I don't really wonder that a lot of people are confused by the media treatment of this week's announcement about mammograms, and clearly the unnamed Courier editor is among them. There are a couple of factors involved in this that shouldn't be, and they muddy the water considerably.
The first is that this is a science story, an area where we can count on our journalists to fail us pretty generally. Start talking about random trials, control groups and methodologies and their eyes instantly glaze over. They just want the bottom line, and they have a hard time remembering that the conclusion of a scientific study does not constitute a fact, but rather the best estimate the scientists can get of the truth given the specific conditions involved. Big difference.
In this case what we have is a new report from the US Preventive Services Task Force, an independent panel of experts on preventive care set up by the Reagan administration to "review the evidence of effectiveness and develop recommendations for clinical preventive services." The PSTF
"recommends against routine screening mammography in women aged 40 to 49 years. The decision to start regular, biennial screening mammography before the age of 50 years should be an individual one and take patient context into account, including the patient's values regarding specific benefits and harms."(Incidentally, this backs up a similar conclusion from a study not long ago in Canada.) It's a simple, straightforward message. On looking at the current evidence, the panel found that the benefits of routine mammograms for low-risk women do not outweigh the associated risks.

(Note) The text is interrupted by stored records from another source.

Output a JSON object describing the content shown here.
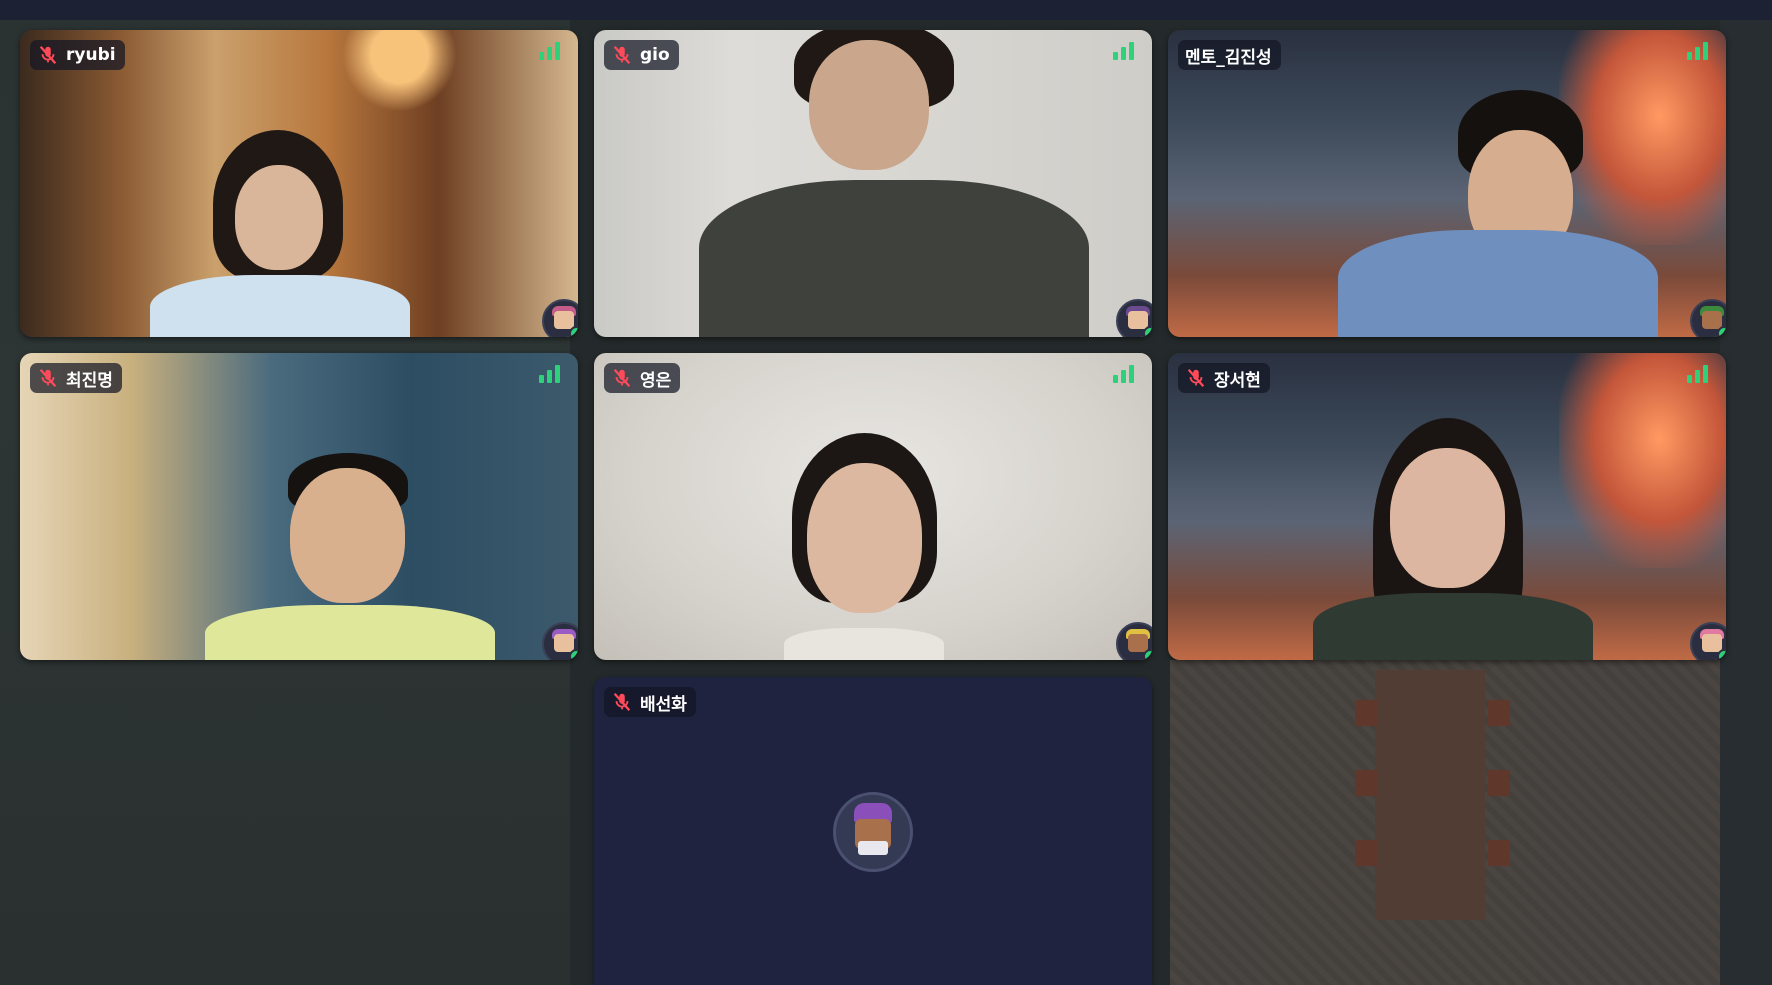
{
  "participants": [
    {
      "name": "ryubi",
      "mic": "muted",
      "scene": "cafe",
      "avatar_color": "#c45c8a"
    },
    {
      "name": "gio",
      "mic": "muted",
      "scene": "white-wall",
      "avatar_color": "#6b4a8e"
    },
    {
      "name": "멘토_김진성",
      "mic": "on",
      "scene": "workshop",
      "avatar_color": "#3c8a3c"
    },
    {
      "name": "최진명",
      "mic": "muted",
      "scene": "office",
      "avatar_color": "#9a5cc4"
    },
    {
      "name": "영은",
      "mic": "muted",
      "scene": "blurred",
      "avatar_color": "#e0c040"
    },
    {
      "name": "장서현",
      "mic": "muted",
      "scene": "workshop",
      "avatar_color": "#e07aa0"
    },
    {
      "name": "배선화",
      "mic": "muted",
      "scene": "camera-off",
      "avatar_color": "#8a4fb8"
    }
  ],
  "colors": {
    "signal": "#2fd07a",
    "mic_muted": "#ff4a5a",
    "tile_dark": "#1f2340"
  },
  "icons": {
    "mic_muted": "mic-off-icon",
    "connection": "signal-bars-icon",
    "online": "online-status-icon"
  }
}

The second factor making a huge mess of this is that a small proportion of people in this country are convinced that health-care reform is about rationing, killing off Republicans early and making lots of Democrats, and so they jumped in with both feet on the idea that this is a a nefarious scheme to deprive women of their necessary cancer tests. (Like they ever gave a rat's behind before about preventive services for women.) They came out screaming bloody murder (again) over nothing, and this is where we are.

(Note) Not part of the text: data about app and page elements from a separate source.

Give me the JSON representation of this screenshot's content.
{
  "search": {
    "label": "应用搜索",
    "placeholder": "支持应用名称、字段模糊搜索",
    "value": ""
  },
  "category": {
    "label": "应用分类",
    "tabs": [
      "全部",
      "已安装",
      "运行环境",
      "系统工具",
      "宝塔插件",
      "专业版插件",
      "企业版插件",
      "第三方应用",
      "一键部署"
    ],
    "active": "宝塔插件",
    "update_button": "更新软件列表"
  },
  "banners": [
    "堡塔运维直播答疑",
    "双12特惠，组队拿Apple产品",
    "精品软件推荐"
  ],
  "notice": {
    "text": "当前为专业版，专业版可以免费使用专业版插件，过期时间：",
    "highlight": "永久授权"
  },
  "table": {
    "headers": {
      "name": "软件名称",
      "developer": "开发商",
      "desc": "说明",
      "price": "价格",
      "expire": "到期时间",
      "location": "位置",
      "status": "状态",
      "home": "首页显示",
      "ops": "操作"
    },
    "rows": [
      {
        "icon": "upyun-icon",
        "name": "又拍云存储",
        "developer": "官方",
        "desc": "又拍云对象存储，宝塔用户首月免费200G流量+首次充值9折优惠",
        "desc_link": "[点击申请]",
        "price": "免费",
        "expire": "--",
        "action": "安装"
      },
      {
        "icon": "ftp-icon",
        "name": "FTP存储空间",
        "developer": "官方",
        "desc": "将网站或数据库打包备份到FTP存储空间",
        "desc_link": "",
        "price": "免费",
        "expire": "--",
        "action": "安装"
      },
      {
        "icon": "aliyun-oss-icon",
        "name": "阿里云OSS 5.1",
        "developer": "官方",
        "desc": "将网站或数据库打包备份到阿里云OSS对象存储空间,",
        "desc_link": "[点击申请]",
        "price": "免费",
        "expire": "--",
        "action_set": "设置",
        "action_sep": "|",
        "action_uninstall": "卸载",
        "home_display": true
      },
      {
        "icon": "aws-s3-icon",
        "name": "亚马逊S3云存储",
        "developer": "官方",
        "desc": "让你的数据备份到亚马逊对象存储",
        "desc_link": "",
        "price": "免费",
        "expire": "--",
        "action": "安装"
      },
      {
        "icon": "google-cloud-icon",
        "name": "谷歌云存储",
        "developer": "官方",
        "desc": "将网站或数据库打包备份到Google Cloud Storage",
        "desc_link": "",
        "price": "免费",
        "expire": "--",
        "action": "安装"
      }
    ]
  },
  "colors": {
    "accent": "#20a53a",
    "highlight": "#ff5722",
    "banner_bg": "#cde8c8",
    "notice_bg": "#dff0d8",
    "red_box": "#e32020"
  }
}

In a way I wish it were a little more like the screamers fear. The profit motive in US health care leads to huge amounts of overprescription, overtesting, unnecessary procedures and other highly profitable waste. I think it would be reasonable to infer that profitmaking insurance companies will look for a way to use this to deny reasonable coverage. This has nothing to do with the public plan, which of course does not yet exist.
But it just isn't that important. It's another data point in the continuing refinement of our understanding that science pursues, no more, no less, and if more experts agree, a consensus may emerge to stop pushing women to have these tests because they're not necessary.

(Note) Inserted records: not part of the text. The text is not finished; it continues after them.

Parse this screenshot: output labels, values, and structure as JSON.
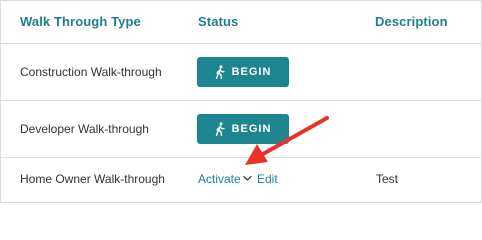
{
  "table": {
    "headers": {
      "type": "Walk Through Type",
      "status": "Status",
      "description": "Description"
    },
    "rows": [
      {
        "type": "Construction Walk-through",
        "action": "BEGIN",
        "description": ""
      },
      {
        "type": "Developer Walk-through",
        "action": "BEGIN",
        "description": ""
      },
      {
        "type": "Home Owner Walk-through",
        "activate_label": "Activate",
        "edit_label": "Edit",
        "description": "Test"
      }
    ]
  },
  "icons": {
    "begin": "walking-person-icon",
    "dropdown": "chevron-down-icon"
  },
  "colors": {
    "accent": "#1c8590",
    "header_text": "#1f7f8c",
    "annotation_arrow": "#e8332a"
  }
}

The editor basically gets it right in describing how to respond, but his tut-tutting the experts for unclear communication is ridiculous. The media have messed up the message, not them.